* Task brief
Among the lines below, how many have the string "desc" in them? Only the number is wanted.
○ ○ ○
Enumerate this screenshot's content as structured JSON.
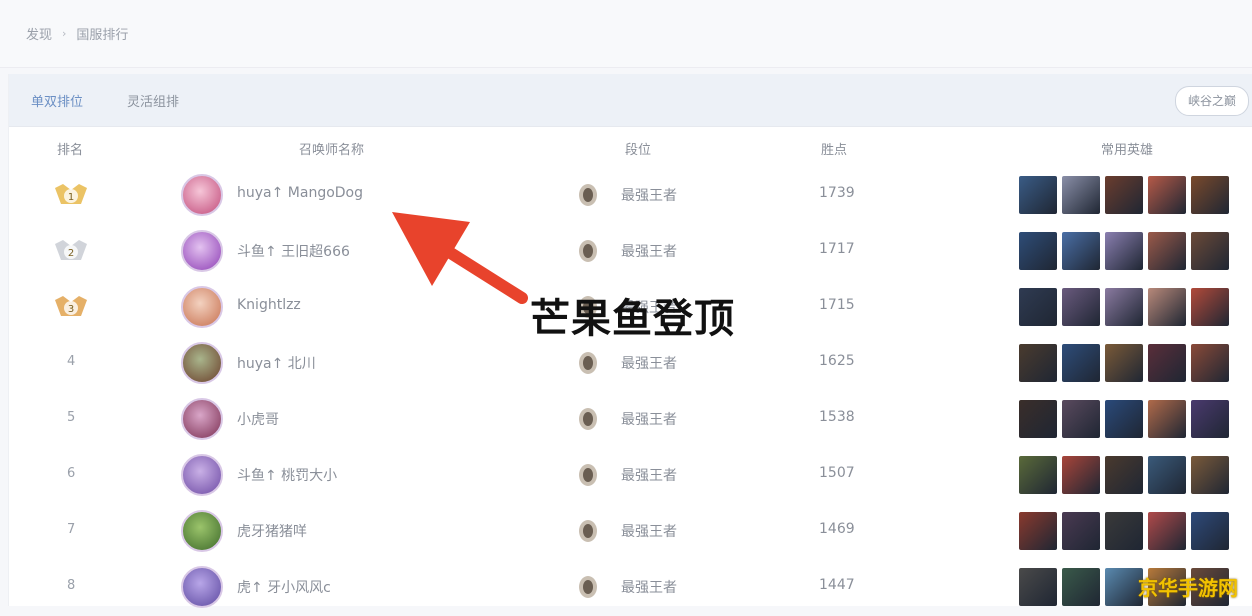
{
  "breadcrumb": {
    "home": "发现",
    "separator": "›",
    "current": "国服排行"
  },
  "tabs": {
    "active": "单双排位",
    "second": "灵活组排",
    "right_pill": "峡谷之巅"
  },
  "table_headers": {
    "rank": "排名",
    "name": "召唤师名称",
    "tier": "段位",
    "points": "胜点",
    "heroes": "常用英雄"
  },
  "rows": [
    {
      "rank": "1",
      "name": "huya↑ MangoDog",
      "tier": "最强王者",
      "points": "1739"
    },
    {
      "rank": "2",
      "name": "斗鱼↑ 王旧超666",
      "tier": "最强王者",
      "points": "1717"
    },
    {
      "rank": "3",
      "name": "Knightlzz",
      "tier": "最强王者",
      "points": "1715"
    },
    {
      "rank": "4",
      "name": "huya↑ 北川",
      "tier": "最强王者",
      "points": "1625"
    },
    {
      "rank": "5",
      "name": "小虎哥",
      "tier": "最强王者",
      "points": "1538"
    },
    {
      "rank": "6",
      "name": "斗鱼↑ 桃罚大小",
      "tier": "最强王者",
      "points": "1507"
    },
    {
      "rank": "7",
      "name": "虎牙猪猪咩",
      "tier": "最强王者",
      "points": "1469"
    },
    {
      "rank": "8",
      "name": "虎↑ 牙小风风c",
      "tier": "最强王者",
      "points": "1447"
    }
  ],
  "overlay_caption": "芒果鱼登顶",
  "watermark": "京华手游网",
  "colors": {
    "accent_tab": "#6b8fc4",
    "arrow": "#e8432c",
    "gold": "#e7b84a",
    "silver": "#c9ccd3",
    "bronze": "#e0a24e",
    "watermark": "#f2c200"
  }
}
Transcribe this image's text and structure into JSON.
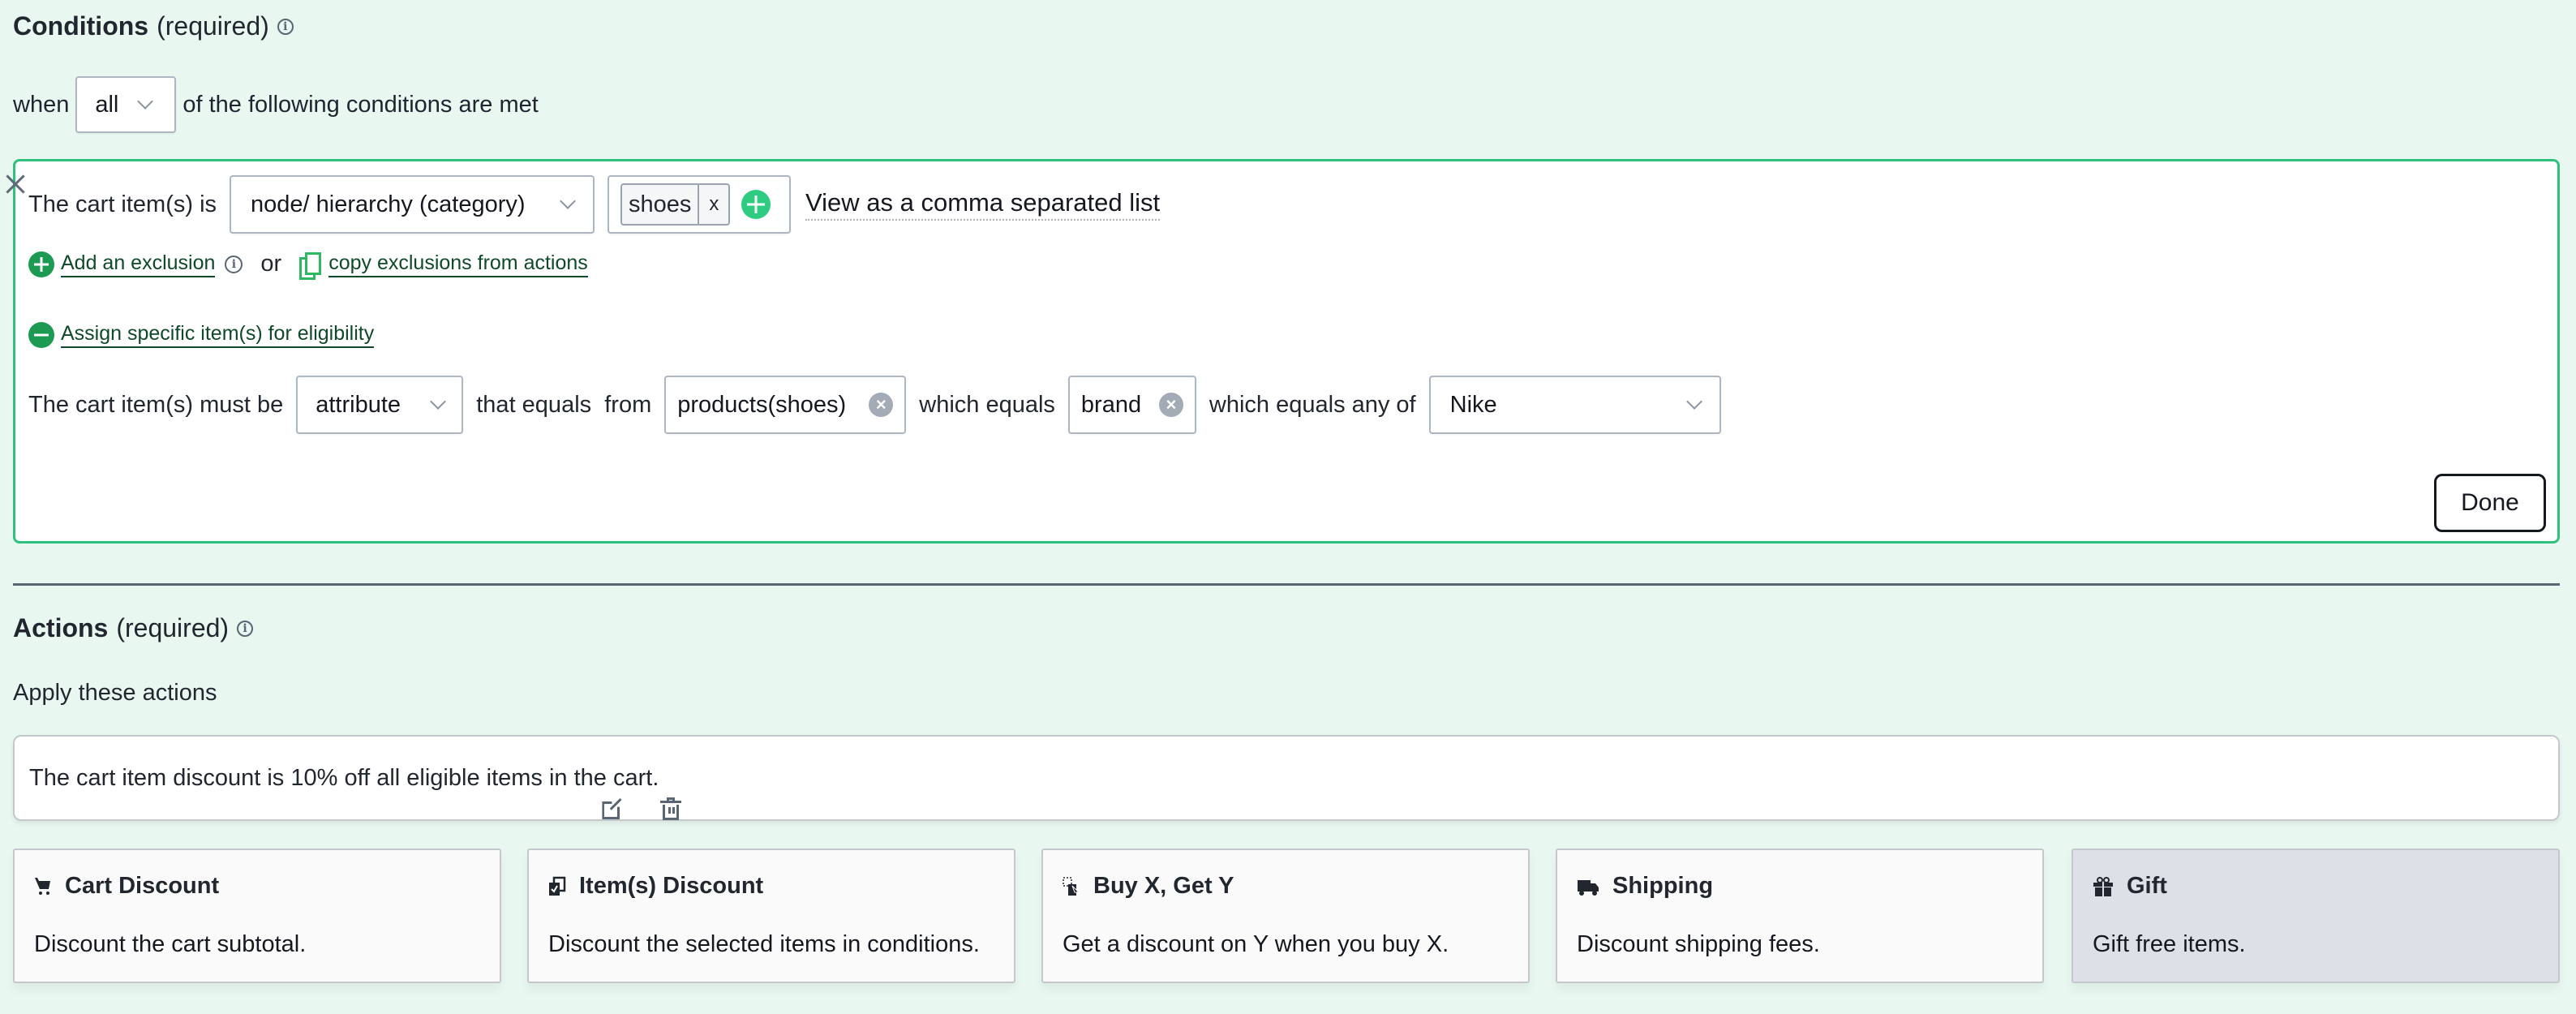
{
  "conditions": {
    "title": "Conditions",
    "required_label": "(required)",
    "when_prefix": "when",
    "match_mode": "all",
    "when_suffix": "of the following conditions are met",
    "rule": {
      "item_label": "The cart item(s) is",
      "item_type": "node/ hierarchy (category)",
      "tags": [
        "shoes"
      ],
      "tag_remove_label": "x",
      "view_list_link": "View as a comma separated list",
      "add_exclusion_link": "Add an exclusion",
      "or_label": "or",
      "copy_exclusions_link": "copy exclusions from actions",
      "assign_link": "Assign specific item(s) for eligibility",
      "eligibility": {
        "must_be_label": "The cart item(s) must be",
        "qualifier": "attribute",
        "that_equals_label": "that equals  from",
        "source": "products(shoes)",
        "which_equals_label": "which equals",
        "attribute": "brand",
        "any_of_label": "which equals any of",
        "value": "Nike"
      },
      "done_label": "Done"
    }
  },
  "actions": {
    "title": "Actions",
    "required_label": "(required)",
    "subtitle": "Apply these actions",
    "existing_action": "The cart item discount is 10% off all eligible items in the cart.",
    "types": [
      {
        "icon": "cart-icon",
        "title": "Cart Discount",
        "desc": "Discount the cart subtotal.",
        "selected": false
      },
      {
        "icon": "items-check-icon",
        "title": "Item(s) Discount",
        "desc": "Discount the selected items in conditions.",
        "selected": false
      },
      {
        "icon": "buy-get-icon",
        "title": "Buy X, Get Y",
        "desc": "Get a discount on Y when you buy X.",
        "selected": false
      },
      {
        "icon": "truck-icon",
        "title": "Shipping",
        "desc": "Discount shipping fees.",
        "selected": false
      },
      {
        "icon": "gift-icon",
        "title": "Gift",
        "desc": "Gift free items.",
        "selected": true
      }
    ]
  },
  "colors": {
    "background": "#e8f8f0",
    "accent_green": "#2ec27e",
    "link_green": "#0e4a2a",
    "selected_card": "#dde0e7"
  }
}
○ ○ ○
* Output for this task
5